To sum up, I remain an idealistic boy at heart, who still likes to stay up late, read comic books and watch movies.
2. Which piece in your gallery is your favorite?
As I mentioned above, my one favorite piece in my collection is the re-creation of the very first appearance of Batman from Detective Comics #27 (May, 1939) that Bob Kane drew for me. Of course, it is not the most elaborate or detailed, nor is it the most valuable piece of art in my collection, but it is my favorite. Batman is my favorite character (along with The Spectre and Luna who was creatively inspired by both), especially the first year of his adventures before Robin was introduced into the stories. I’ve always been drawn to the dark, moody and brooding laconic loners who had so much cool alluring atmosphere in their tales – a heavy dose of mystery and intrigue. “Uncle Bob,” as he asked me to refer to him, was very kind to me, even nicknaming me, “Batman Jr.” There is just a great deal of fond memories associated with the piece – obviously, this is nostalgia at its best.
3. How long have you been collecting comic art and what prompted you to start?

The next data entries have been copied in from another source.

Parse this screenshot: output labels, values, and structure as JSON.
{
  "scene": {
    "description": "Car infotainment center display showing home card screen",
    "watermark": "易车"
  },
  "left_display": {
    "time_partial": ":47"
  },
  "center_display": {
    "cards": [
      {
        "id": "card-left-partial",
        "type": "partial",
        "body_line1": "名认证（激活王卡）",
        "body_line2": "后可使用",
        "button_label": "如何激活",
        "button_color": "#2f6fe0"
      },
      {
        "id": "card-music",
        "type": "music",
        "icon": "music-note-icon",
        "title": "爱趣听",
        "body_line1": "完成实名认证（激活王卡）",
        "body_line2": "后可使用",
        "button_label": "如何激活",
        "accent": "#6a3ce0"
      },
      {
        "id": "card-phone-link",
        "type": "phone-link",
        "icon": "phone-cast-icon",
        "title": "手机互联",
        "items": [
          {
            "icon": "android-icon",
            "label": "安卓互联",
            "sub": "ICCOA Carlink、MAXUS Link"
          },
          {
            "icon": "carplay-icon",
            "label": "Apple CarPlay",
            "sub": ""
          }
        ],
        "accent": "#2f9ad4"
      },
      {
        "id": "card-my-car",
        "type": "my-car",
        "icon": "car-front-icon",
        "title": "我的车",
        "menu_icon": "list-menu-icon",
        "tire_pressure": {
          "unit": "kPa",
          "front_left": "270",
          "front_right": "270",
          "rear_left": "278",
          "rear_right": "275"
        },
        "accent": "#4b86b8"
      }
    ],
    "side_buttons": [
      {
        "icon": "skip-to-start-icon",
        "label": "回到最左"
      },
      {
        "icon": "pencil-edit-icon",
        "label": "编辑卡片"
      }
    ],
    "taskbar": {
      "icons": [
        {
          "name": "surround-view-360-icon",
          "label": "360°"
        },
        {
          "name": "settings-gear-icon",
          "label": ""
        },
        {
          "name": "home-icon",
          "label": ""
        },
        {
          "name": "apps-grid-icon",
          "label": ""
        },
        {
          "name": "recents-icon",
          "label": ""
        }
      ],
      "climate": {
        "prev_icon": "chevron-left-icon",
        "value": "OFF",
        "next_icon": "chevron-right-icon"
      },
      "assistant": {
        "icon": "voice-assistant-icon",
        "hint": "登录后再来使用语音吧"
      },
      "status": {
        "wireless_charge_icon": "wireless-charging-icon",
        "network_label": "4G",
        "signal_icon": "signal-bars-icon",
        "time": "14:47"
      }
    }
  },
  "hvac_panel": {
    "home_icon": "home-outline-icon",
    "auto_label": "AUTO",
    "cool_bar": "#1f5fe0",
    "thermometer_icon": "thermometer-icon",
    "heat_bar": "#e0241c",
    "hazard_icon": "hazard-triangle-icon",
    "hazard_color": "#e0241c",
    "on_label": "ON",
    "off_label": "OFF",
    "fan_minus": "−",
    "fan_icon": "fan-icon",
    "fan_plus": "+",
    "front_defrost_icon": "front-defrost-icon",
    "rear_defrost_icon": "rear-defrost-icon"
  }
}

I’m a bit of a latecomer to collecting original published artwork. For years, my friend and art dealer Bechara Maalouf keep advising me to start collecting art, but early on the black and white “only” aspect turned me off since I was so into color art. But eventually I relented and came to my senses and have been collecting comic art since around 1999 or so. I have really come to admire and respect the talent that is required to illustrate the panel-to-panel format in a quality and timely manner. It’s a very rare and specialized skill that can render such remarkable images in such an unforgettable way so that these wonderful illustrated stories remain in our minds for the rest of lives. Again, nostalgia at its finest!
4. How do you display/store your collection at home?
Since my home gets flooded with natural light, there is only a very select few wall spaces where I can display artwork that will be safe from sunlight. I only have two pieces on my walls right now – my Alex Raymond piece of a gorgeous co-ed girl that he did way back in 1942 and my Phantom Lady #17 re-creation painting by artist Ralph Hughes. The rest is put away in cool, dark and dry rooms and closets. If I ever want to look at my art, I just go to my CAF gallery.
5. What are your top five most wanted original pages or commissions?
Well, if we’re going to dream, then let’s dream BIG! So, here goes:
#1: A nice Batman cover or page from the pre-Robin Detective Comics run, issues #27-37. I especially like the interior art for Detective Comics #30, which I think was Kane’s very best work ever on Batman - those long ears are just so cool! Bob told me that most of that art was destroyed a long time ago, but hey, we’re dreaming here, right?
#2: A Golden-Age Spectre More Fun Comics cover or interior page by Bernard Baily.
#3: A vintage Golden-Age or 1950’s Sub-Mariner cover or page by Bill Everett.
#4: Cover or nice page from Batman #255 by Neal Adams for the story, “Moon of the Wolf.” My favorite Neal Adams Batman story.
#5: A Spectre cover and interior pages by Jim Aparo from Adventure Comics #431-440.
View Rob Hughes's Gallery